  1. I disagree with most of these players

    I think Ike is just as good ( bad) as these guys we just got. So while I am upset with him, the team feels his type of player is an improvement

    Ruben – if he plays like he did 2 years ago we will forget all about these ss free agents

    Niese – he is still a quality lefty. I think he is a good #3. There is nothing wrong with that

    D’Arnoud – this is his first year. Everything I read says he is one of the better young catchers in the game. How can we give up on that? Also the guy in the minors is criticized for being too big.

  2. Personally I would have preferred having AJ Piersinsky as our catcher. Young pitching/ veteran catching is what I have liked as a mix. Would have helped DA grow into position. Also great teammate, but brings attitude vs opponents. Would have given this team a little bit of nasty. Just as Ray Knight did in ’86. Yet with Collins DA would not have seen the field with his veteran preferance well known. Young cathers learn from veteran catchers and pitchers.

    • Metfan62: It would have been interesting to have AJ. Veteran catchers are a must and much of Harvey’s development can be traced to working with Buck. Wonder if they would have made a push for AJ if Harvey was healthy. His price wouldn’t fly with the Mets in a building year. If they were on the verge, well, maybe.-JD

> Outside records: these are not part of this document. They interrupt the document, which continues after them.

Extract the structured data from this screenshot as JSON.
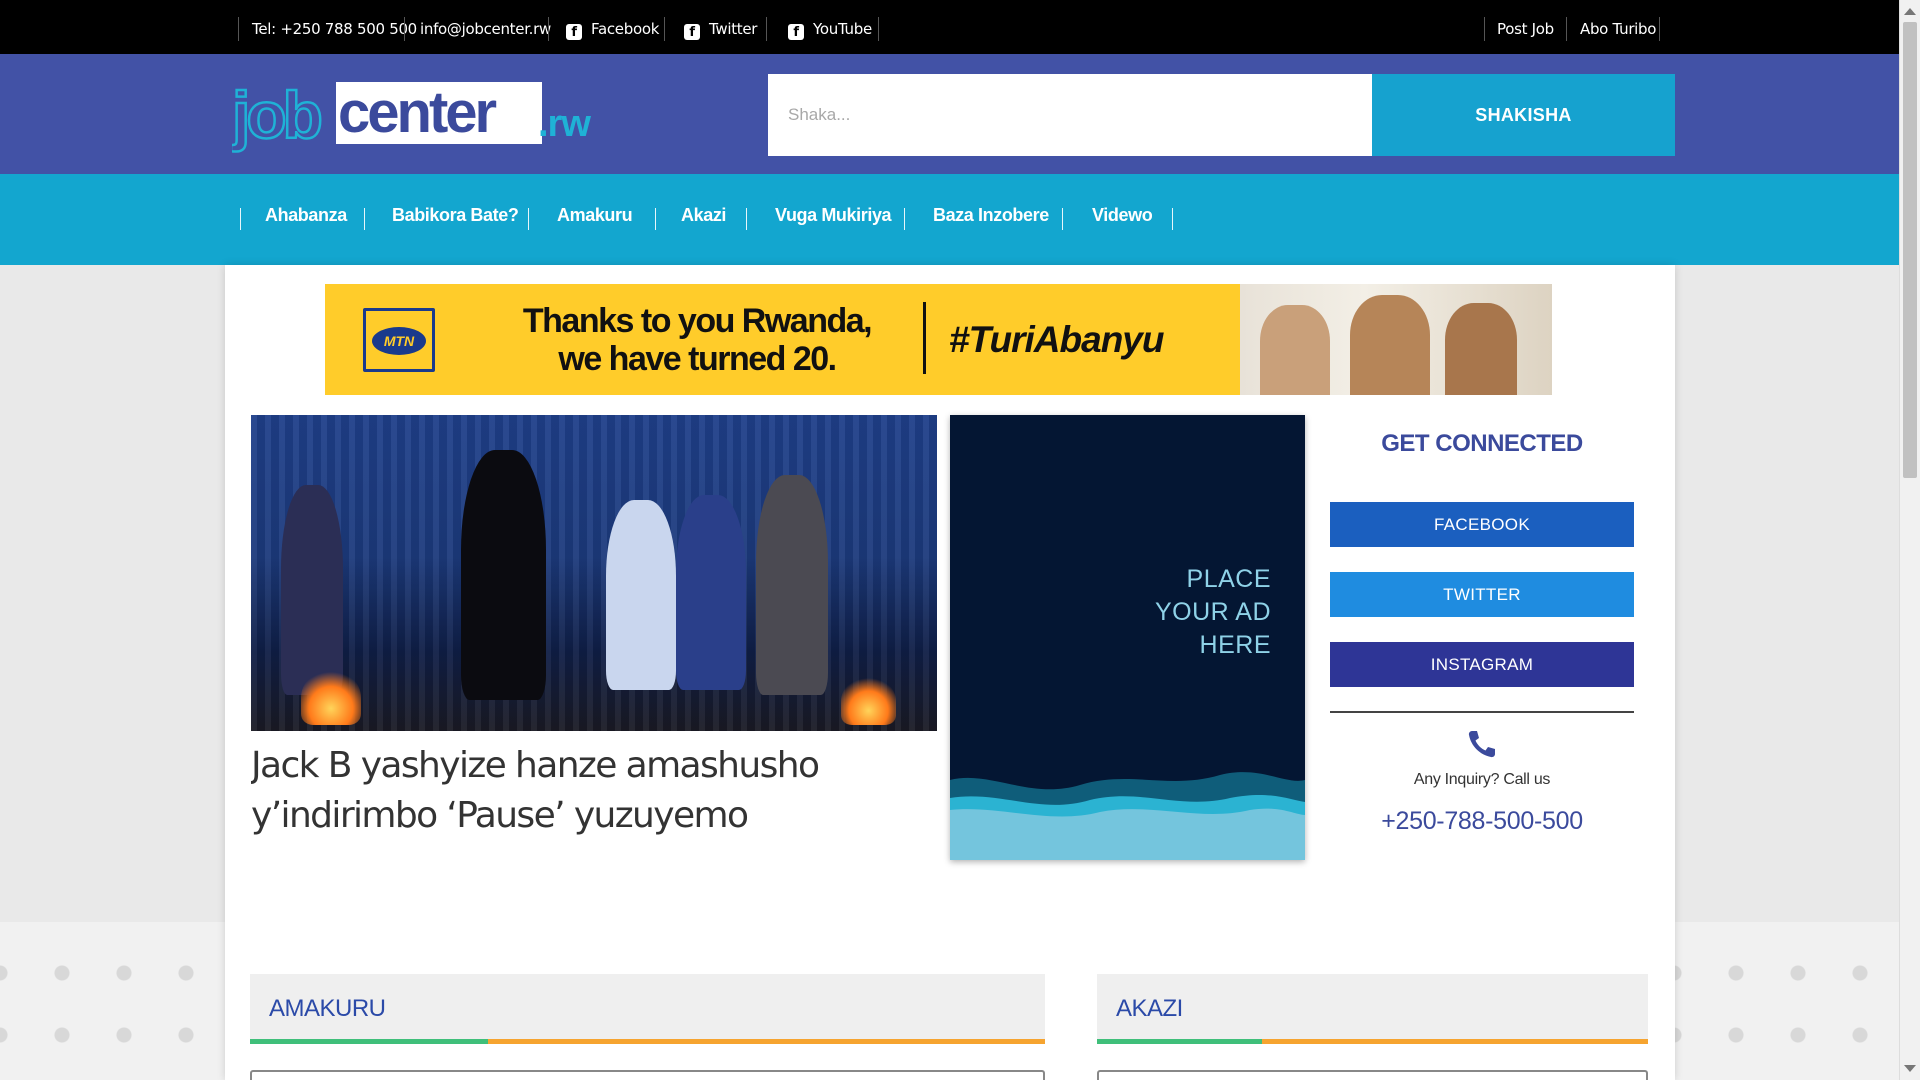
{
  "topbar": {
    "phone": "Tel: +250 788 500 500",
    "email": "info@jobcenter.rw",
    "facebook": "Facebook",
    "twitter": "Twitter",
    "youtube": "YouTube",
    "post_job": "Post Job",
    "abo_turibo": "Abo Turibo"
  },
  "logo": {
    "part1": "job",
    "part2": "center",
    "part3": ".rw"
  },
  "search": {
    "placeholder": "Shaka...",
    "button": "SHAKISHA"
  },
  "nav": [
    "Ahabanza",
    "Babikora Bate?",
    "Amakuru",
    "Akazi",
    "Vuga Mukiriya",
    "Baza Inzobere",
    "Videwo"
  ],
  "banner": {
    "brand": "MTN",
    "line1": "Thanks to you Rwanda,",
    "line2": "we have turned 20.",
    "hashtag": "#TuriAbanyu"
  },
  "featured": {
    "title": "Jack B yashyize hanze amashusho y’indirimbo ‘Pause’ yuzuyemo"
  },
  "ad": {
    "line1": "PLACE",
    "line2": "YOUR AD",
    "line3": "HERE"
  },
  "sidebar": {
    "title": "GET CONNECTED",
    "facebook": "FACEBOOK",
    "twitter": "TWITTER",
    "instagram": "INSTAGRAM",
    "inquiry": "Any Inquiry? Call us",
    "phone": "+250-788-500-500"
  },
  "sections": {
    "left": "AMAKURU",
    "right": "AKAZI"
  },
  "colors": {
    "header": "#4252a6",
    "nav": "#13a6cf",
    "facebook_btn": "#1b5fbf",
    "twitter_btn": "#1f8ce0",
    "instagram_btn": "#2e3596",
    "accent_green": "#3fbf7a",
    "accent_orange": "#f6a430"
  }
}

  3. • The Mets used 10 pitchers in Thursday’s loss, a franchise record for a nine-inning game. Philadelphia had not swept the Mets in a three-game series in Queens since Sept. 14-16, 2007 — when Jimmy Rollins ‘ “team to beat” prognostication began to be achieved. The official attendance was announced at a season-low 20,100 tickets sold, although no more than a few thousand appeared to actually have attended last night’s game. The Mets failed to exceed three runs for the 16th straight home game, two shy of matching the 1915 Yankees’ major league record. R.A. Dickey told Mike Puma in the Post : “If you think we’re just a piece away, then you are fooling yourself. We’ve got to do a lot of things better.” Read game recaps in the Times , Star-Ledger , Newsday , Daily News and Record . • Left-hander reliever Josh Edgin , who surrendered a homer to Ryan Howard for the second straight day, is being shut down for the season . That was resolved before Edgin allowed Thursday’s ninth-inning grand slam to Howard in the series finale. While his overall innings count is comparable to 2011, Edgin has made 26 more appearances than a year ago. Read more in the Star-Ledger . • Dickey, who is sitting at 18 wins, will face Miami on Saturday rather than Sunday . Dickey and pitching coach Dan Warthen made the suggestion to Collins. It will allow Dickey to pitch next Thursday’s home finale against the Pittsburgh Pirates rather than the follow night at Turner Field against the Atlanta Braves , against whom the knuckleballer has struggled. Overall, Dickey has three starts remaining. Read more in Newsday .